I'm assuming that the objective of the litigants was not to crater access; even if they were in a mean-spirited mood litigation is a lot of trouble to go to merely for the lulz.
That said, ADA-and-similar do face a bit of a conundrum with this sort of situation. If they do something; by far the cheapest response is to just pull the material(machine-generated CCs tend to suck; and human ones can cost a small fortune, especially by the standards of a program that isn't attached to any real funding source, and exists primarily because delivering files over the internet is pretty cheap); which creates a "So now nobody gets it? Nice job breaking it, cripples!" situation, which is unflattering at best.
However, doing nothing creates the also-likely-to-be-unhelpful impression that anyone who can offer something on a 'golly shucks, just doing what we can here' basis is effectively exempt from ADA compliance; which creates an incentive to, say, move as much course material as possible into such just-being-altruistic-here repositories to avoid being responsible for expensive and tedious work; which will likely result in negative effects on accessibility over time.
It's sort of like the "What possible reason could there be to not allow dying patients to try experimental therapies?" question. If you consider only a single round of the game, it's hard to imagine a good reason: yeah, most of them probably don't work; but the non-experimental ones definitely don't work, so it's hard to lose.

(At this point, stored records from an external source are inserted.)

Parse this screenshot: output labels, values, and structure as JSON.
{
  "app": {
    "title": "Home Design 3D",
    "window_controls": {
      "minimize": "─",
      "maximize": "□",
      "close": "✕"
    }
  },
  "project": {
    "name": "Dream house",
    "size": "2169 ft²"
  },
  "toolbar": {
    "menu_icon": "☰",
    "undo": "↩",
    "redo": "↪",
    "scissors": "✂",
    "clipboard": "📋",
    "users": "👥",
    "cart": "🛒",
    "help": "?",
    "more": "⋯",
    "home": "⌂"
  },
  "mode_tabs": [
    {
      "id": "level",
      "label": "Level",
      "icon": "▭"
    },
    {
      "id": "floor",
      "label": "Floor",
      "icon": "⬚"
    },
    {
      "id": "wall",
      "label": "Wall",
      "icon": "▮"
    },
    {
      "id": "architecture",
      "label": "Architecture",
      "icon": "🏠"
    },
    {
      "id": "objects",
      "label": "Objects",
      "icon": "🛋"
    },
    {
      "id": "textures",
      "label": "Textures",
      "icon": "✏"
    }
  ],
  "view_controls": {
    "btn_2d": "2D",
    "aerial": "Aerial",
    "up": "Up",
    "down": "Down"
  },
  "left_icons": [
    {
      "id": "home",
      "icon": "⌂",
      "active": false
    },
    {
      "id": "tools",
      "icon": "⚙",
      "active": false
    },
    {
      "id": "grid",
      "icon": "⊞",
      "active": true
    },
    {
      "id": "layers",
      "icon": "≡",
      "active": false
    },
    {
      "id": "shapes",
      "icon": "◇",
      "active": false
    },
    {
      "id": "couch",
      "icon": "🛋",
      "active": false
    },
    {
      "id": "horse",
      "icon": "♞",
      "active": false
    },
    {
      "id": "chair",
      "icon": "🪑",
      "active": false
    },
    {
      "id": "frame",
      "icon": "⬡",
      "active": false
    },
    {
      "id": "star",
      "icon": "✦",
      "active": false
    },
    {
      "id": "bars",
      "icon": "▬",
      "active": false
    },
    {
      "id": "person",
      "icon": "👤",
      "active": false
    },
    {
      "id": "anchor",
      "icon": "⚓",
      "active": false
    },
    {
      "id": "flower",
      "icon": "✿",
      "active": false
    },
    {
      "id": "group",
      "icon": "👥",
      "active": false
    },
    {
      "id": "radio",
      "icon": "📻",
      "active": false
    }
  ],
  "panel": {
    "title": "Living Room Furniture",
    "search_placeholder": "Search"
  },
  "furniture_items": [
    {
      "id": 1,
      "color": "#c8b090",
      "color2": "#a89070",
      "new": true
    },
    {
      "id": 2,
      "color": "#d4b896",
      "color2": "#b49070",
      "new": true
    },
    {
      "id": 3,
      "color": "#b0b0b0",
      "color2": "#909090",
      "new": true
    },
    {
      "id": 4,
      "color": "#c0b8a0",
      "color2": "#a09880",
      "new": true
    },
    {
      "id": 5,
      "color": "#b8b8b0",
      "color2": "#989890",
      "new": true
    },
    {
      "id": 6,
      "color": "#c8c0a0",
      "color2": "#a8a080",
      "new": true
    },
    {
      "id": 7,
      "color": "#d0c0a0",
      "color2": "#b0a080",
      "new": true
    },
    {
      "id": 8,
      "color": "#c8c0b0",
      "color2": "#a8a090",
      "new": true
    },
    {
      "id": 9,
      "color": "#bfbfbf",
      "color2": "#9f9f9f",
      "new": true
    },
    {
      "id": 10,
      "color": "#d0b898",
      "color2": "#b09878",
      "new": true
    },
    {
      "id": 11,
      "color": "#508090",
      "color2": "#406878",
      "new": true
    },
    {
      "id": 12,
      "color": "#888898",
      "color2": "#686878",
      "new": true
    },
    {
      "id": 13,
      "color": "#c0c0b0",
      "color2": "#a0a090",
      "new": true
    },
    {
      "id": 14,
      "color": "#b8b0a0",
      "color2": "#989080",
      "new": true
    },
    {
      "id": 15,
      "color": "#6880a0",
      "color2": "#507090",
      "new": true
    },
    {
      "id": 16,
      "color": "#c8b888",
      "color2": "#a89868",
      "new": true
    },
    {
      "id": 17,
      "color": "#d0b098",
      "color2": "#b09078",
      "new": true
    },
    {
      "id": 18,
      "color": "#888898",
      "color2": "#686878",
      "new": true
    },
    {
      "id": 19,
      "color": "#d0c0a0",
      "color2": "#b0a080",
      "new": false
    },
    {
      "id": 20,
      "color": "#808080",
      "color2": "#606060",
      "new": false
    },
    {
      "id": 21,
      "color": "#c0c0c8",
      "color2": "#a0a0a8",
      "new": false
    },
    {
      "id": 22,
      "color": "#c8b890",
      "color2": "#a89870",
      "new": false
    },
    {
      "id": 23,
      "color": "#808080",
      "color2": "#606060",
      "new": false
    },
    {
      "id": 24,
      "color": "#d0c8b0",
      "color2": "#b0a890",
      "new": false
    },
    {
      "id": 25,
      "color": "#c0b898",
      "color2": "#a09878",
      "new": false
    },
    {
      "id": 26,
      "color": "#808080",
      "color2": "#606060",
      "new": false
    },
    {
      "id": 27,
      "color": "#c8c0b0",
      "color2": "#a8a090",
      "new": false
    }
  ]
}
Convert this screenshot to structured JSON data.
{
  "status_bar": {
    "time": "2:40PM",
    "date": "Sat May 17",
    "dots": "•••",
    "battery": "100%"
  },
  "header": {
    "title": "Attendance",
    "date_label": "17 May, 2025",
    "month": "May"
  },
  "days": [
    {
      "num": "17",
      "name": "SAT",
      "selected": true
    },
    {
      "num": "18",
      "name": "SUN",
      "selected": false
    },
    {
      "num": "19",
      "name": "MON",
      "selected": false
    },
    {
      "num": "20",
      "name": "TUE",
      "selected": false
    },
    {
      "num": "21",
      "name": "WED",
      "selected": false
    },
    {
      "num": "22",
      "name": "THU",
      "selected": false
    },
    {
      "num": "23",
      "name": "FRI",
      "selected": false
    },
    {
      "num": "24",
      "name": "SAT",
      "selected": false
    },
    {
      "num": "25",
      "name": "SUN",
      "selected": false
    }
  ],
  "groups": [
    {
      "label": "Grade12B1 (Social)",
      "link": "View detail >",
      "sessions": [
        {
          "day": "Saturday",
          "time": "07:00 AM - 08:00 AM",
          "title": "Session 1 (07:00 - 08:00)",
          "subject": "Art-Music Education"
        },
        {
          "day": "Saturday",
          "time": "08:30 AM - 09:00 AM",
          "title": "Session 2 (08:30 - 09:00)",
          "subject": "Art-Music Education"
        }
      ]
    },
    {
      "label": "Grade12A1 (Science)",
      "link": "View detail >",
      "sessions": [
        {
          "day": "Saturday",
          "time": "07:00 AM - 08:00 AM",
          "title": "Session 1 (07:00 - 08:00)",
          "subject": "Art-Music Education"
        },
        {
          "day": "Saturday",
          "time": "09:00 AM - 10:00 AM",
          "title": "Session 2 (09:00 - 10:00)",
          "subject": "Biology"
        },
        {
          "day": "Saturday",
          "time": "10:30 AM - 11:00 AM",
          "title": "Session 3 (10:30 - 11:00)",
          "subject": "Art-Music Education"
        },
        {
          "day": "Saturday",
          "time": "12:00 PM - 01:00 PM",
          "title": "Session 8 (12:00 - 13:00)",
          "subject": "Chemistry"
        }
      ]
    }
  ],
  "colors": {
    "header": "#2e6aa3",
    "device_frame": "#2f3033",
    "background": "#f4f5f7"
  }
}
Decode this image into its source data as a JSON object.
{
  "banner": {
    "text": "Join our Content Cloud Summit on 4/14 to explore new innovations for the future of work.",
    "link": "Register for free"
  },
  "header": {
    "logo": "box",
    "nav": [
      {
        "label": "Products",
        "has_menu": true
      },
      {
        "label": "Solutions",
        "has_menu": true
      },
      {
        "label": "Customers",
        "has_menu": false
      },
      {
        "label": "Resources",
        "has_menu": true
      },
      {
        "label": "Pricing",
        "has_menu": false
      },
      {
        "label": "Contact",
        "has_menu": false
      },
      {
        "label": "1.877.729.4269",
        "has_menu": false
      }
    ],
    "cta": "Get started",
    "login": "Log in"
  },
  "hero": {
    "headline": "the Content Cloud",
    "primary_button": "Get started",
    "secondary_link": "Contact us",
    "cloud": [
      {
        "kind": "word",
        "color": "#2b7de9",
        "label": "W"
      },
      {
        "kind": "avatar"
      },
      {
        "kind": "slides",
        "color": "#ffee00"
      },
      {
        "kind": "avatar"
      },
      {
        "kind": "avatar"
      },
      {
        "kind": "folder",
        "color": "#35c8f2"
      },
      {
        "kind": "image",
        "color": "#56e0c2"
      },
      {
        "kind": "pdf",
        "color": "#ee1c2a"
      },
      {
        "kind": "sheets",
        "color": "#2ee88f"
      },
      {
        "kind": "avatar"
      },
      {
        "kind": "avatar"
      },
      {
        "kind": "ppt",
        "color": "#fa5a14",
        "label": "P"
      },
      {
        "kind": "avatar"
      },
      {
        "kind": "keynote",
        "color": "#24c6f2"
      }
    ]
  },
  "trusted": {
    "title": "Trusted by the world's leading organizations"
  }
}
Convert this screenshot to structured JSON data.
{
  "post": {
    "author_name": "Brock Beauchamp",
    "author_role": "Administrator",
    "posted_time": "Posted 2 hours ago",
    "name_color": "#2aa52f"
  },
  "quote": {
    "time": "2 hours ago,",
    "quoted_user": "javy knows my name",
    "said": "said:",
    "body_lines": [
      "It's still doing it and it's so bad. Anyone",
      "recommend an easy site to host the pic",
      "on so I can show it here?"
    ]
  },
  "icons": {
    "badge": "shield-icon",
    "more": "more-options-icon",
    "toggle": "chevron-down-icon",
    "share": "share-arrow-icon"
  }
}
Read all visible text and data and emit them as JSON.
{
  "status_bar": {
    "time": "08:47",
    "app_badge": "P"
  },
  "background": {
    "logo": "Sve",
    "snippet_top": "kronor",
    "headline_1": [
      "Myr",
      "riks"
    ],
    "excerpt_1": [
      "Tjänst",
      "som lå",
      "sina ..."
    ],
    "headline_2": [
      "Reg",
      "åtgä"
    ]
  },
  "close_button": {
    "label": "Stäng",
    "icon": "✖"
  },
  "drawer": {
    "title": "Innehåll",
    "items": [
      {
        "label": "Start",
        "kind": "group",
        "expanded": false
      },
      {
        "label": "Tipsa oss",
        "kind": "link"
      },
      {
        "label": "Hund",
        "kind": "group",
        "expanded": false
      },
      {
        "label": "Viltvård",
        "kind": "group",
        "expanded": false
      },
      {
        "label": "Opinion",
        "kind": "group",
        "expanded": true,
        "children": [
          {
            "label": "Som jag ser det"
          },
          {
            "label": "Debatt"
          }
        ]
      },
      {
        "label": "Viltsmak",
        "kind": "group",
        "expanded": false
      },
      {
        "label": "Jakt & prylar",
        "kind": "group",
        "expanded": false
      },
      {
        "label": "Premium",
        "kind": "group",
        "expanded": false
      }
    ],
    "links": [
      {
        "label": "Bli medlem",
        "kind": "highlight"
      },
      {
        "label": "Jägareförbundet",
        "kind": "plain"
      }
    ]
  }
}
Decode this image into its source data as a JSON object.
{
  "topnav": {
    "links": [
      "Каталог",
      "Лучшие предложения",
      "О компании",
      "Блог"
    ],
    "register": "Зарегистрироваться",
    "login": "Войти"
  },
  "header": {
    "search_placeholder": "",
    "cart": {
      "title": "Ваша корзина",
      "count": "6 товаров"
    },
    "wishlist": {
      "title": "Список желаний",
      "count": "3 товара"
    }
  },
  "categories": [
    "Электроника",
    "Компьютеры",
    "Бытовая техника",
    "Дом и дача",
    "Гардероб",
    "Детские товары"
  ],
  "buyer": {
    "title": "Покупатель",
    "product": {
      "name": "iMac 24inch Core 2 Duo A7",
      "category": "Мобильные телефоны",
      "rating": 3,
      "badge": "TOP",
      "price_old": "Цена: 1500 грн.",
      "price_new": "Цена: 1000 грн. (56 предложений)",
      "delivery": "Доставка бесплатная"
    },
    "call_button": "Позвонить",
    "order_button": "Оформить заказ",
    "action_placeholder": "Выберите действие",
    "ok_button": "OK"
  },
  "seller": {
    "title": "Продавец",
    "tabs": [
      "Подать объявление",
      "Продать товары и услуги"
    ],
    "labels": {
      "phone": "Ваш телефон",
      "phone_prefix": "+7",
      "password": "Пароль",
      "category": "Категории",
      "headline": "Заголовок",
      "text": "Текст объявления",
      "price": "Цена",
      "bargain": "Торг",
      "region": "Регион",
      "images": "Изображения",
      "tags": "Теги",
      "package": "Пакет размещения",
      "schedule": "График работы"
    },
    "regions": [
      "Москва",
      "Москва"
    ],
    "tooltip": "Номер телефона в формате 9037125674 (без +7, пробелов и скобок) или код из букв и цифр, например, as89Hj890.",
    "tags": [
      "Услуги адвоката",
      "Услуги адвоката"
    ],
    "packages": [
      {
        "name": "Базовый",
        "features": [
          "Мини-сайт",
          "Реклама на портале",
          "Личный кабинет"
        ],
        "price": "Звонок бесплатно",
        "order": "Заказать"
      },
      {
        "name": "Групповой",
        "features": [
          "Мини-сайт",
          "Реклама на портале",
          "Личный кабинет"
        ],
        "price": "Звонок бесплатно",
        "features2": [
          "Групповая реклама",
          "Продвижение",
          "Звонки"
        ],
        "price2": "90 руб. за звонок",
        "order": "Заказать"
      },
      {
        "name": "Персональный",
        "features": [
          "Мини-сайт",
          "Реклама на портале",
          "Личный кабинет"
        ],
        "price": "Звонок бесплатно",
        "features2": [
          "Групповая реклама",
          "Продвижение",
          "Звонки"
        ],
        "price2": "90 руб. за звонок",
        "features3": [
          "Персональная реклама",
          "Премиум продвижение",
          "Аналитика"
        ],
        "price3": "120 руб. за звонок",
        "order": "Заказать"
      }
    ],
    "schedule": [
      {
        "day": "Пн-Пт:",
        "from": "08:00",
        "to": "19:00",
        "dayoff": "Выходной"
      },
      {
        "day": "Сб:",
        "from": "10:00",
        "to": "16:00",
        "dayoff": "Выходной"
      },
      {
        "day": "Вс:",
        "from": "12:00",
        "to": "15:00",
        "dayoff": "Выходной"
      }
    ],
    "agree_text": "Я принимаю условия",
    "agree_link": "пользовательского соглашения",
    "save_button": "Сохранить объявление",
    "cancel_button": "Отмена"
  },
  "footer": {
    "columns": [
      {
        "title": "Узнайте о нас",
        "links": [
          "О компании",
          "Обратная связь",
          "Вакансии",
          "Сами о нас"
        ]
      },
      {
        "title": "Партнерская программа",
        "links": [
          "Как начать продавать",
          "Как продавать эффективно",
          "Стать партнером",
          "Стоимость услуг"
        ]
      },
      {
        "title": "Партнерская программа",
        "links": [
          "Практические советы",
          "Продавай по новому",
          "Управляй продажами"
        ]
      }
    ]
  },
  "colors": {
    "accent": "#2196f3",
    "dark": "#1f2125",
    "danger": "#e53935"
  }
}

If you consider multiple rounds, though, the easier it is to deliver 'experimental, just trying things here' stuff, the weaker the incentive to ever go for demonstration of efficacy or approval is; since just stringing it along as 'in testing' forever becomes viable.